This is another Jake Dyson invention; the CSYS Task Light. Eight LEDs provide light for up to 144,000 hours, with heat pipes drawing heat away from the LEDs and dissipated through the aluminum horizontal arm. The Light is ridiculously smooth and easy to position, using what Dyson calls 3 Axis Glide motion. You can literally use a single fingertip to slide the arm up, down and around.
Dyson recently expanded their headquarters, with 129 new advanced research and collaboration spaces. The new D9 building is one of them, it houses Dyson’s New Product Innovation and Research teams. The exterior is designed like a giant mirror, it reflects the beautiful English countryside surrounding it, and keeps its secrets safe from prying eyes.
A magnificent 1960 English Electric Lightning Jet hangs fully restored in the new Lightning cafe. The companies who spearheaded the London 2012 Olympics opening ceremony orchestrated the installation of the aircraft, which is suspended using only three connections to the roof. Imagine having coffee right under that beast!

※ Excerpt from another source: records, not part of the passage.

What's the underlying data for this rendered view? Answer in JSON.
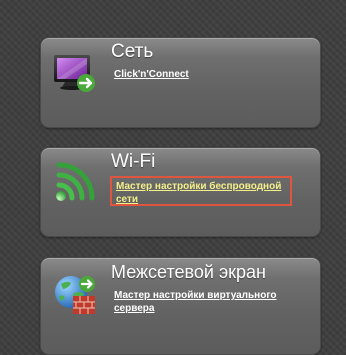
{
  "cards": [
    {
      "title": "Сеть",
      "icon": "network-monitor-icon",
      "link": "Click'n'Connect"
    },
    {
      "title": "Wi-Fi",
      "icon": "wifi-icon",
      "link_line1": "Мастер настройки беспроводной",
      "link_line2": "сети",
      "highlight_color": "#e0553f",
      "link_color": "#f3f08a"
    },
    {
      "title": "Межсетевой экран",
      "icon": "firewall-globe-icon",
      "link_line1": "Мастер настройки виртуального",
      "link_line2": "сервера"
    }
  ]
}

In the pick-up lab, Dyson tests how well its vacuum cleaners sweep up all manner of dust and debris, including dog food (far right canister). The assortment of dust in the lab is enough to make any dust connoisseur swoon (if there’s even such a thing).
These may not look like much, but they’re the beating heart of every Dyson success. Dyson’s motors power all of Dyson’s products, from the vacuum cleaners to the bladeless fans to the hair dryer.
The V9 digital motor used in the Supersonic hair dryer is Dyson’s smallest motor yet. It’s cut from a single piece of aerospace-grade aluminum, and made right here in Singapore. The 13 impeller blades spin at up to 110,000rpm, generating 3.5kPa of pressure.
It’s impossible for most to visit Dyson’s HQ in Malmesbury, but if you’re ever in Oxford Street, London, you can visit the Dyson Demo store and try out their products. You can even try getting your hair washed and blow dried with the Supersonic hair dryer. This is Dyson’s first Demo store in the UK, but there are Dyson Demo stores around the world, from Japan to China to Russia.